Process as a Practice
Projects or operations focused on workflow and process involve minimizing inefficiencies and maximizing automation. Processes and workflows are identified or defined as having start and end states. How does B happen, starting from A?
Planning for continual process development not only helps to sustain optimal efficiencies, but also allows the organization to adapt processes in sync with evolving technology, culture, priorities, and innovation.
Much can be gained by also considering these workflows and processes as a practice. The word “practice” is chosen deliberately to capture two important aspects, emphasized in this definition taken from a Google search (which is sourced from Oxford Pocket English Dictionaries, I think):
prac·tice (n) 1. (The actual application or use of an idea, belief, or method as opposed to theories about such application or use. 2. Repeated exercise in or performance of an activity or skill so as to acquire or maintain proficiency in it.)
Application = Putting into practice. Getting up to speed, working through the kinks.
When a new process, new methodology, or new technology is introduced, it generally takes several iterations before all participants adjust and the process is operating well. Plus, the new approach or toolset usually needs some adjustment itself to work best once put into use.
A roll out or launch date is a milestone transitioning from implementation to use. However, the project isn’t ready to be closed yet. The project plan should include a transition stage beyond the initial roll out which includes several iterations of the new process. These first rounds of application are key to getting the most out of the improvements envisioned during the design phase. Training and reviewing while participants are actually engaged with the process is far more effective than ahead of time. The collection of any process metrics can be verified while monitoring how well the process is ramping up to full operation. Minor adjustments can be identified and fine tuned. This stage begins when the new process is put into practice, and ideally extends maybe one to three iterations, with the goal of reaching the point where ROI is tracking as planned.
Repeated exercise = Practice makes perfect. Incremental change, continual improvements.

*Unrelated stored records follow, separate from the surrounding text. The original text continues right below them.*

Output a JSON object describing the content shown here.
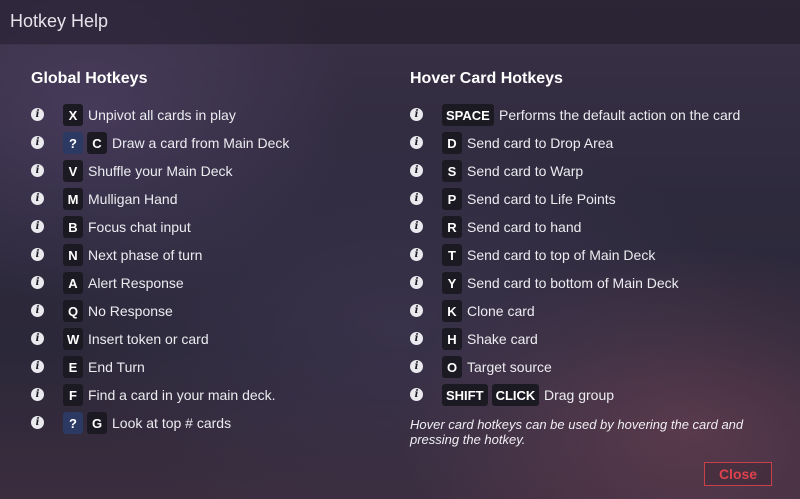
{
  "window": {
    "title": "Hotkey Help"
  },
  "global": {
    "title": "Global Hotkeys",
    "items": [
      {
        "keys": [
          "X"
        ],
        "desc": "Unpivot all cards in play"
      },
      {
        "keys": [
          "?",
          "C"
        ],
        "desc": "Draw a card from Main Deck"
      },
      {
        "keys": [
          "V"
        ],
        "desc": "Shuffle your Main Deck"
      },
      {
        "keys": [
          "M"
        ],
        "desc": "Mulligan Hand"
      },
      {
        "keys": [
          "B"
        ],
        "desc": "Focus chat input"
      },
      {
        "keys": [
          "N"
        ],
        "desc": "Next phase of turn"
      },
      {
        "keys": [
          "A"
        ],
        "desc": "Alert Response"
      },
      {
        "keys": [
          "Q"
        ],
        "desc": "No Response"
      },
      {
        "keys": [
          "W"
        ],
        "desc": "Insert token or card"
      },
      {
        "keys": [
          "E"
        ],
        "desc": "End Turn"
      },
      {
        "keys": [
          "F"
        ],
        "desc": "Find a card in your main deck."
      },
      {
        "keys": [
          "?",
          "G"
        ],
        "desc": "Look at top # cards"
      }
    ]
  },
  "hover": {
    "title": "Hover Card Hotkeys",
    "items": [
      {
        "keys": [
          "SPACE"
        ],
        "desc": "Performs the default action on the card"
      },
      {
        "keys": [
          "D"
        ],
        "desc": "Send card to Drop Area"
      },
      {
        "keys": [
          "S"
        ],
        "desc": "Send card to Warp"
      },
      {
        "keys": [
          "P"
        ],
        "desc": "Send card to Life Points"
      },
      {
        "keys": [
          "R"
        ],
        "desc": "Send card to hand"
      },
      {
        "keys": [
          "T"
        ],
        "desc": "Send card to top of Main Deck"
      },
      {
        "keys": [
          "Y"
        ],
        "desc": "Send card to bottom of Main Deck"
      },
      {
        "keys": [
          "K"
        ],
        "desc": "Clone card"
      },
      {
        "keys": [
          "H"
        ],
        "desc": "Shake card"
      },
      {
        "keys": [
          "O"
        ],
        "desc": "Target source"
      },
      {
        "keys": [
          "SHIFT",
          "CLICK"
        ],
        "desc": "Drag group"
      }
    ],
    "note": "Hover card hotkeys can be used by hovering the card and pressing the hotkey."
  },
  "info_icon": "info-icon",
  "close_label": "Close",
  "colors": {
    "accent_close": "#e0424c",
    "key_bg": "#1b1a22",
    "help_key_bg": "#2c3a63"
  }
}
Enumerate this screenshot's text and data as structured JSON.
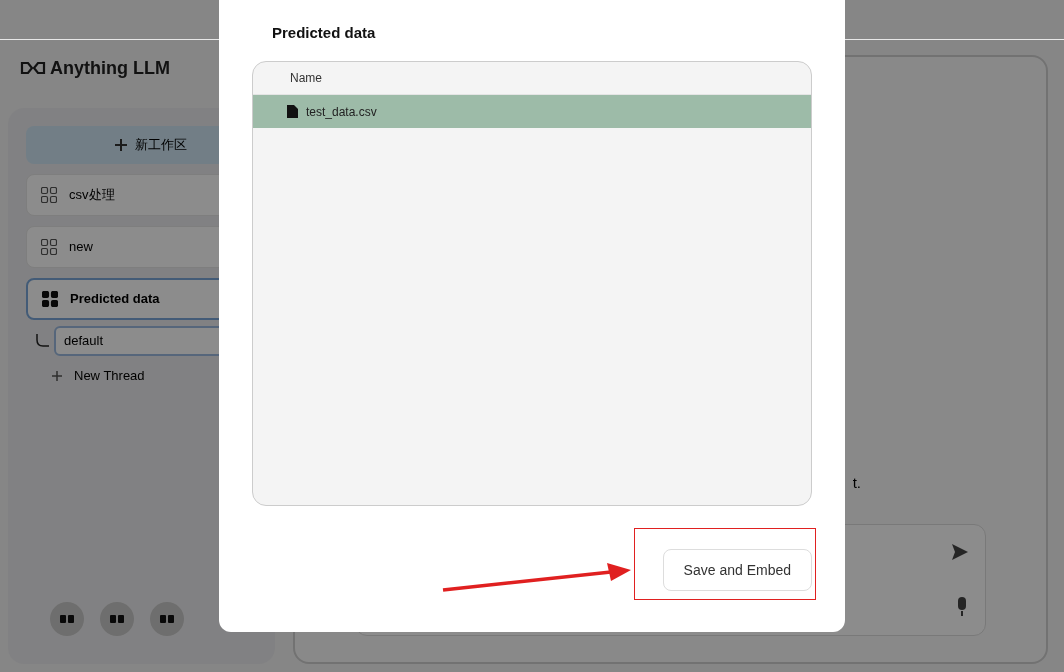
{
  "sidebar": {
    "logo": "Anything LLM",
    "new_workspace_button": "新工作区",
    "workspaces": [
      {
        "name": "csv处理",
        "selected": false
      },
      {
        "name": "new",
        "selected": false
      },
      {
        "name": "Predicted data",
        "selected": true,
        "threads": [
          {
            "name": "default",
            "selected": true
          }
        ]
      }
    ],
    "new_thread": "New Thread"
  },
  "main": {
    "text_fragment": "t."
  },
  "modal": {
    "title": "Predicted data",
    "table": {
      "columns": [
        "Name"
      ],
      "rows": [
        {
          "name": "test_data.csv",
          "selected": true
        }
      ]
    },
    "button": "Save and Embed"
  }
}
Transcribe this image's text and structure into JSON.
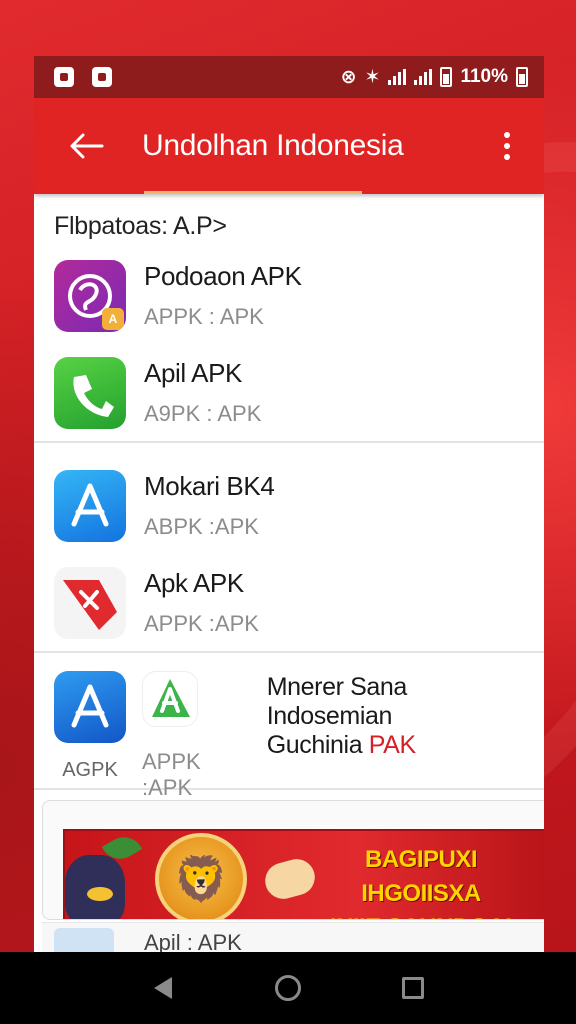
{
  "status_bar": {
    "battery_text": "110%"
  },
  "app_bar": {
    "title": "Undolhan Indonesia"
  },
  "section": {
    "header": "Flbpatoas: A.P>"
  },
  "groups": [
    {
      "items": [
        {
          "title": "Podoaon APK",
          "subtitle": "APPK : APK",
          "icon": "purple-swirl-app-icon"
        },
        {
          "title": "Apil APK",
          "subtitle": "A9PK : APK",
          "icon": "green-phone-app-icon"
        }
      ]
    },
    {
      "items": [
        {
          "title": "Mokari BK4",
          "subtitle": "ABPK :APK",
          "icon": "blue-a-store-icon"
        },
        {
          "title": "Apk APK",
          "subtitle": "APPK :APK",
          "icon": "red-tag-app-icon"
        }
      ]
    }
  ],
  "last_group": {
    "left_caption": "AGPK",
    "mid_subtitle": "APPK :APK",
    "right_line1": "Mnerer Sana Indosemian",
    "right_line2_prefix": "Guchinia ",
    "right_line2_accent": "PAK"
  },
  "promo": {
    "line1": "BAGIPUXI IHGOIISXA",
    "line2": "INIIE SAUNDGA!"
  },
  "peek_row": {
    "text": "Apil : APK"
  },
  "colors": {
    "background_red": "#d41f24",
    "app_bar_red": "#e02424",
    "status_bar_red": "#8f1c1c",
    "promo_yellow": "#ffd400"
  }
}
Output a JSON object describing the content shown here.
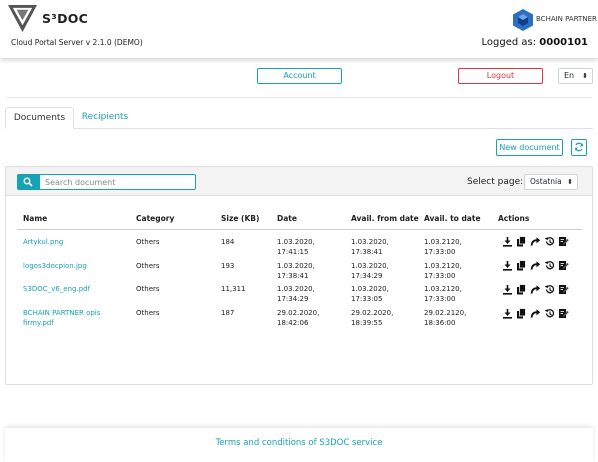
{
  "header": {
    "app_name": "S³DOC",
    "version": "Cloud Portal Server v 2.1.0 (DEMO)",
    "partner_name": "BCHAIN PARTNER",
    "logged_label": "Logged as:",
    "logged_user": "0000101"
  },
  "nav": {
    "account_label": "Account",
    "logout_label": "Logout",
    "language": "En"
  },
  "tabs": [
    {
      "label": "Documents",
      "active": true
    },
    {
      "label": "Recipients",
      "active": false
    }
  ],
  "toolbar": {
    "new_document_label": "New document",
    "refresh_icon": "refresh-icon"
  },
  "search": {
    "placeholder": "Search document",
    "value": ""
  },
  "pagination": {
    "label": "Select page:",
    "selected": "Ostatnia"
  },
  "table": {
    "columns": [
      "Name",
      "Category",
      "Size (KB)",
      "Date",
      "Avail. from date",
      "Avail. to date",
      "Actions"
    ],
    "rows": [
      {
        "name": "Artykul.png",
        "category": "Others",
        "size": "184",
        "date": "1.03.2020, 17:41:15",
        "from": "1.03.2020, 17:38:41",
        "to": "1.03.2120, 17:33:00"
      },
      {
        "name": "logos3docpion.jpg",
        "category": "Others",
        "size": "193",
        "date": "1.03.2020, 17:38:41",
        "from": "1.03.2020, 17:34:29",
        "to": "1.03.2120, 17:33:00"
      },
      {
        "name": "S3DOC_v6_eng.pdf",
        "category": "Others",
        "size": "11,311",
        "date": "1.03.2020, 17:34:29",
        "from": "1.03.2020, 17:33:05",
        "to": "1.03.2120, 17:33:00"
      },
      {
        "name": "BCHAIN PARTNER opis firmy.pdf",
        "category": "Others",
        "size": "187",
        "date": "29.02.2020, 18:42:06",
        "from": "29.02.2020, 18:39:55",
        "to": "29.02.2120, 18:36:00"
      }
    ],
    "action_icons": [
      "download-icon",
      "copy-icon",
      "share-icon",
      "history-icon",
      "sign-icon"
    ]
  },
  "footer": {
    "terms_label": "Terms and conditions of S3DOC service"
  },
  "colors": {
    "accent": "#17a2b8",
    "danger": "#dc3545",
    "text": "#212529"
  }
}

The definition cited describes it as “exercise”, which is a particularly nice way to look at it because exercise is used not only to improve but also to sustain ability. As with any technology we implement, it’s not enough to roll out the new tool; a maintenance plan should be put in place. Process improvements also need routine upkeep. Without it, optimizations can dissipate and expected efficiencies can be left unrealized.
But beyond upkeep, the fact that the processes and workflows we work to improve are repeated over and over is a great opportunity for continual improvement. Ongoing analysis of process metrics, routine participant reflection and feedback, and review of process alignment with business goals, all contribute to a backlog of potential incremental improvements or defects, which can be prioritized and addressed in small iterations. Planning for continual process development not only helps to sustain optimal efficiencies, but also allows the organization to adapt processes in sync with evolving technology, culture, priorities, and innovation.
Considering processes as a practice emphasizes actual application of the process and the impact of repetition over time, putting extra attention on the transition phase of a project lifecycle, and promoting a continuous approach to process improvement as standard operations.